[Data in this exercise]

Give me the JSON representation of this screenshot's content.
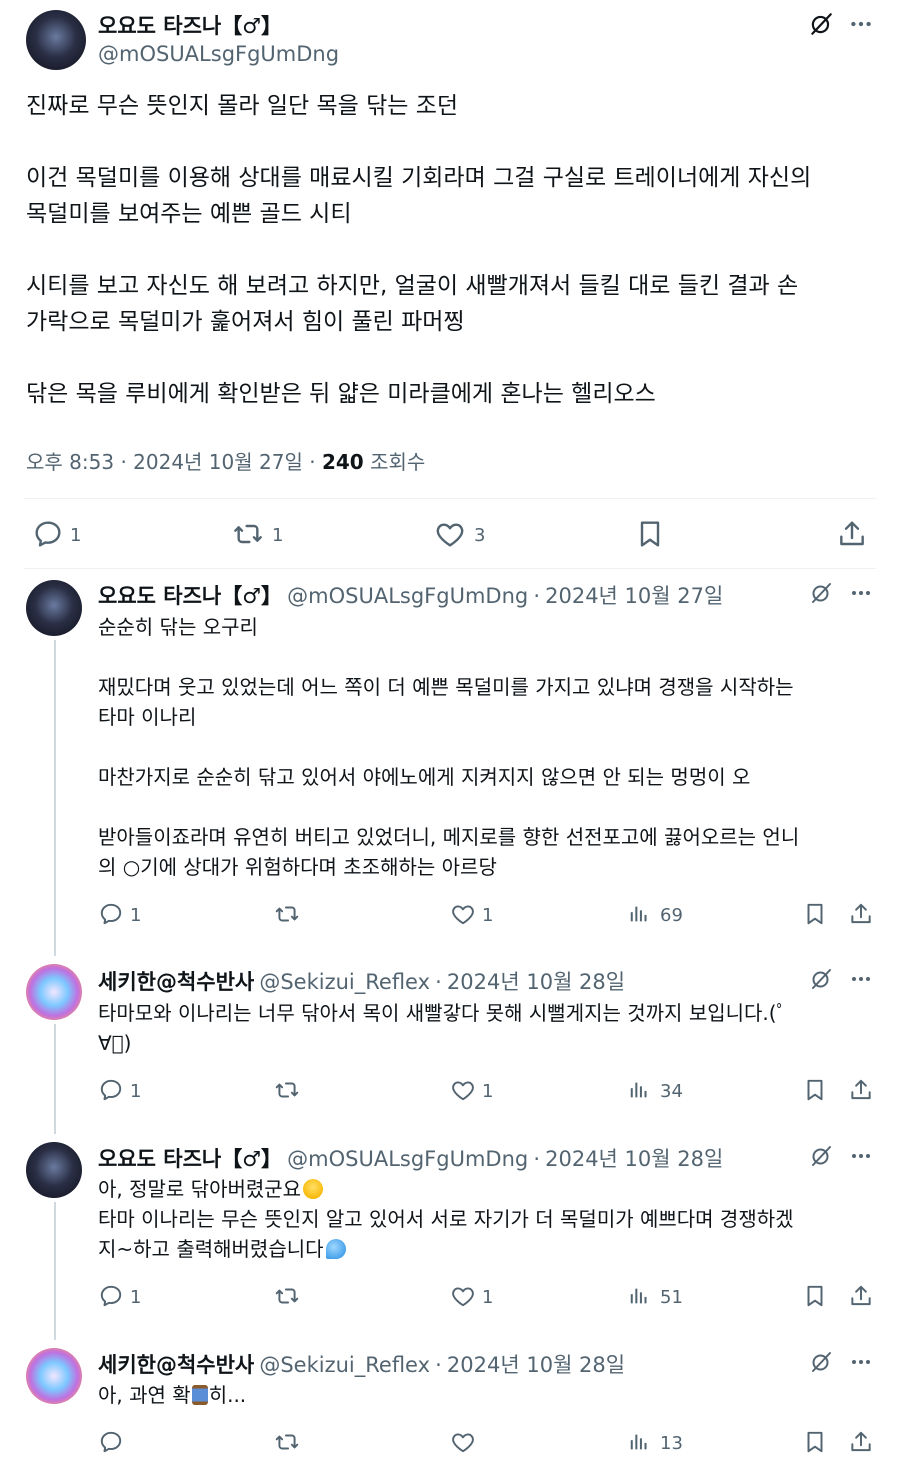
{
  "main_tweet": {
    "display_name": "오요도 타즈나【♂】",
    "handle": "@mOSUALsgFgUmDng",
    "paragraphs": [
      [
        "진짜로 무슨 뜻인지 몰라 일단 목을 닦는 조던"
      ],
      [
        "이건 목덜미를 이용해 상대를 매료시킬 기회라며 그걸 구실로 트레이너에게 자신의",
        "목덜미를 보여주는 예쁜 골드 시티"
      ],
      [
        "시티를 보고 자신도 해 보려고 하지만, 얼굴이 새빨개져서 들킬 대로 들킨 결과 손",
        "가락으로 목덜미가 훑어져서 힘이 풀린 파머찡"
      ],
      [
        "닦은 목을 루비에게 확인받은 뒤 얇은 미라클에게 혼나는 헬리오스"
      ]
    ],
    "time": "오후 8:53",
    "date": "2024년 10월 27일",
    "views": "240",
    "views_label": "조회수",
    "replies": "1",
    "retweets": "1",
    "likes": "3"
  },
  "replies": [
    {
      "display_name": "오요도 타즈나【♂】",
      "handle": "@mOSUALsgFgUmDng",
      "date": "2024년 10월 27일",
      "lines": [
        "순순히 닦는 오구리",
        "",
        "재밌다며 웃고 있었는데 어느 쪽이 더 예쁜 목덜미를 가지고 있냐며 경쟁을 시작하는",
        "타마 이나리",
        "",
        "마찬가지로 순순히 닦고 있어서 야에노에게 지켜지지 않으면 안 되는 멍멍이 오",
        "",
        "받아들이죠라며 유연히 버티고 있었더니, 메지로를 향한 선전포고에 끓어오르는 언니",
        "의 ○기에 상대가 위험하다며 초조해하는 아르당"
      ],
      "replies": "1",
      "retweets": "",
      "likes": "1",
      "views": "69"
    },
    {
      "display_name": "세키한@척수반사",
      "handle": "@Sekizui_Reflex",
      "date": "2024년 10월 28일",
      "lines": [
        "타마모와 이나리는 너무 닦아서 목이 새빨갛다 못해 시뻘게지는 것까지 보입니다.(ﾟ",
        "∀ﾟ)"
      ],
      "replies": "1",
      "retweets": "",
      "likes": "1",
      "views": "34"
    },
    {
      "display_name": "오요도 타즈나【♂】",
      "handle": "@mOSUALsgFgUmDng",
      "date": "2024년 10월 28일",
      "lines": [
        "아, 정말로 닦아버렸군요",
        "타마 이나리는 무슨 뜻인지 알고 있어서 서로 자기가 더 목덜미가 예쁘다며 경쟁하겠",
        "지~하고 출력해버렸습니다"
      ],
      "replies": "1",
      "retweets": "",
      "likes": "1",
      "views": "51"
    },
    {
      "display_name": "세키한@척수반사",
      "handle": "@Sekizui_Reflex",
      "date": "2024년 10월 28일",
      "lines_parts": [
        "아, 과연 확",
        "히..."
      ],
      "replies": "",
      "retweets": "",
      "likes": "",
      "views": "13"
    }
  ],
  "separator": "·",
  "icons": [
    "grok-icon",
    "more-icon",
    "reply-icon",
    "retweet-icon",
    "like-icon",
    "bookmark-icon",
    "share-icon",
    "views-icon"
  ],
  "colors": {
    "text": "#0f1419",
    "secondary": "#536471",
    "divider": "#eff3f4",
    "thread_line": "#cfd9de"
  }
}
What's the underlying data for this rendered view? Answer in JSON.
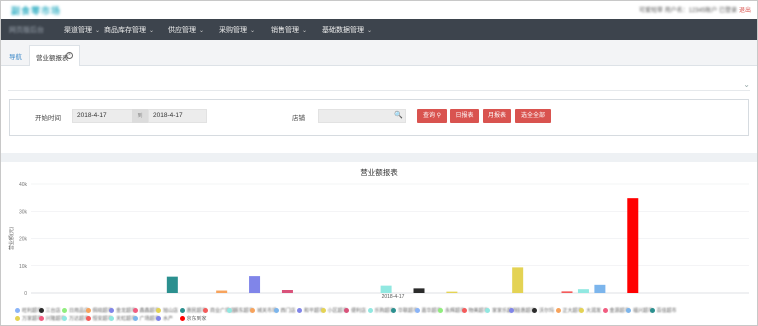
{
  "header": {
    "logo_text": "副食零市场",
    "user_text": "可爱短草 用户名：12345账户 已登录",
    "logout": "退出"
  },
  "navbar": {
    "brand": "网页版后台",
    "items": [
      {
        "label": "渠道管理"
      },
      {
        "label": "商品库存管理"
      },
      {
        "label": "供应管理"
      },
      {
        "label": "采购管理"
      },
      {
        "label": "销售管理"
      },
      {
        "label": "基础数据管理"
      }
    ]
  },
  "tabs": {
    "nav_label": "导航",
    "active_label": "营业额报表",
    "close_symbol": "×"
  },
  "filter": {
    "start_label": "开始时间",
    "start_date": "2018-4-17",
    "range_sep": "到",
    "end_date": "2018-4-17",
    "store_label": "店铺",
    "store_value": "",
    "buttons": {
      "query": "查询",
      "daily": "日报表",
      "monthly": "月报表",
      "select_all": "选全全部"
    }
  },
  "chart_data": {
    "type": "bar",
    "title": "营业额报表",
    "ylabel": "营业额(元)",
    "ylim": [
      0,
      40000
    ],
    "yticks": [
      0,
      10000,
      20000,
      30000,
      40000
    ],
    "ytick_labels": [
      "0",
      "10k",
      "20k",
      "30k",
      "40k"
    ],
    "categories": [
      "2018-4-17"
    ],
    "series": [
      {
        "name": "旺利超市",
        "color": "#8ab4f8",
        "values": [
          0
        ]
      },
      {
        "name": "三台店",
        "color": "#2b2b2b",
        "values": [
          0
        ]
      },
      {
        "name": "日用品店",
        "color": "#90ed7d",
        "values": [
          0
        ]
      },
      {
        "name": "佩晓超市",
        "color": "#f7a35c",
        "values": [
          0
        ]
      },
      {
        "name": "金龙超市",
        "color": "#8085e9",
        "values": [
          0
        ]
      },
      {
        "name": "鑫鑫超市",
        "color": "#f15c80",
        "values": [
          0
        ]
      },
      {
        "name": "旭山店",
        "color": "#e4d354",
        "values": [
          0
        ]
      },
      {
        "name": "惠民超市",
        "color": "#2b908f",
        "values": [
          6000
        ]
      },
      {
        "name": "商业广场店",
        "color": "#f45b5b",
        "values": [
          0
        ]
      },
      {
        "name": "振东超市",
        "color": "#91e8e1",
        "values": [
          0
        ]
      },
      {
        "name": "城关市场",
        "color": "#f7a35c",
        "values": [
          900
        ]
      },
      {
        "name": "西门店",
        "color": "#7cb5ec",
        "values": [
          0
        ]
      },
      {
        "name": "和平超市",
        "color": "#8085e9",
        "values": [
          6200
        ]
      },
      {
        "name": "小区超市",
        "color": "#e4d354",
        "values": [
          0
        ]
      },
      {
        "name": "便利店",
        "color": "#d9527a",
        "values": [
          1100
        ]
      },
      {
        "name": "乐购超市",
        "color": "#91e8e1",
        "values": [
          0
        ]
      },
      {
        "name": "华联超市",
        "color": "#2b908f",
        "values": [
          0
        ]
      },
      {
        "name": "嘉华超市",
        "color": "#8ab4f8",
        "values": [
          0
        ]
      },
      {
        "name": "永辉超市",
        "color": "#90ed7d",
        "values": [
          0
        ]
      },
      {
        "name": "物美超市",
        "color": "#f45b5b",
        "values": [
          0
        ]
      },
      {
        "name": "家家乐超市",
        "color": "#91e8e1",
        "values": [
          2700
        ]
      },
      {
        "name": "佳惠超市",
        "color": "#8085e9",
        "values": [
          0
        ]
      },
      {
        "name": "沃尔玛",
        "color": "#2b2b2b",
        "values": [
          1700
        ]
      },
      {
        "name": "正大超市",
        "color": "#f7a35c",
        "values": [
          0
        ]
      },
      {
        "name": "大润发",
        "color": "#e4d354",
        "values": [
          500
        ]
      },
      {
        "name": "金源超市",
        "color": "#f15c80",
        "values": [
          0
        ]
      },
      {
        "name": "福兴超市",
        "color": "#7cb5ec",
        "values": [
          0
        ]
      },
      {
        "name": "百佳超市",
        "color": "#2b908f",
        "values": [
          0
        ]
      },
      {
        "name": "万家超市",
        "color": "#e4d354",
        "values": [
          9400
        ]
      },
      {
        "name": "兴隆超市",
        "color": "#f15c80",
        "values": [
          0
        ]
      },
      {
        "name": "万达超市",
        "color": "#91e8e1",
        "values": [
          0
        ]
      },
      {
        "name": "恒安超市",
        "color": "#f45b5b",
        "values": [
          600
        ]
      },
      {
        "name": "天虹超市",
        "color": "#91e8e1",
        "values": [
          1400
        ]
      },
      {
        "name": "广场超市",
        "color": "#7cb5ec",
        "values": [
          3000
        ]
      },
      {
        "name": "水产",
        "color": "#8085e9",
        "values": [
          0
        ]
      },
      {
        "name": "京东到家",
        "color": "#ff0000",
        "values": [
          34800
        ]
      }
    ]
  }
}
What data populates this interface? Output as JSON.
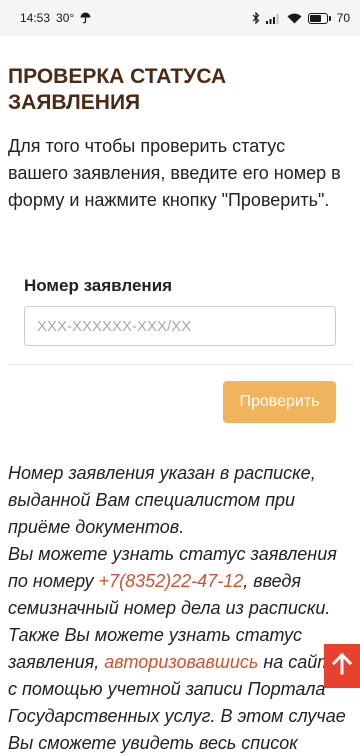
{
  "status_bar": {
    "time": "14:53",
    "temperature": "30°",
    "battery": "70",
    "battery_level": 0.7
  },
  "page": {
    "title": "ПРОВЕРКА СТАТУСА ЗАЯВЛЕНИЯ",
    "intro": "Для того чтобы проверить статус вашего заявления, введите его номер в форму и нажмите кнопку \"Проверить\"."
  },
  "form": {
    "field_label": "Номер заявления",
    "field_placeholder": "XXX-XXXXXX-XXX/XX",
    "field_value": "",
    "submit_label": "Проверить"
  },
  "info": {
    "p1": "Номер заявления указан в расписке, выданной Вам специалистом при приёме документов.",
    "p2_before": "Вы можете узнать статус заявления по номеру ",
    "phone": "+7(8352)22-47-12",
    "p2_after": ", введя семизначный номер дела из расписки.",
    "p3_before": "Также Вы можете узнать статус заявления, ",
    "auth_link": "авторизовавшись",
    "p3_after": " на сайте с помощью учетной записи Портала Государственных услуг. В этом случае Вы сможете увидеть весь список услуг,"
  },
  "colors": {
    "title": "#4a2a14",
    "button": "#f0b55c",
    "link": "#c8552f",
    "scroll_top": "#e8412f"
  },
  "icons": {
    "weather": "umbrella-icon",
    "bluetooth": "bluetooth-icon",
    "signal": "signal-icon",
    "wifi": "wifi-icon",
    "scroll_top": "arrow-up-icon"
  }
}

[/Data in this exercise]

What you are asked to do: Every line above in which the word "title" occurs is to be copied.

Output for this task:
    "title": "营业额报表",
    "title": "ПРОВЕРКА СТАТУСА ЗАЯВЛЕНИЯ",
    "title": "#4a2a14",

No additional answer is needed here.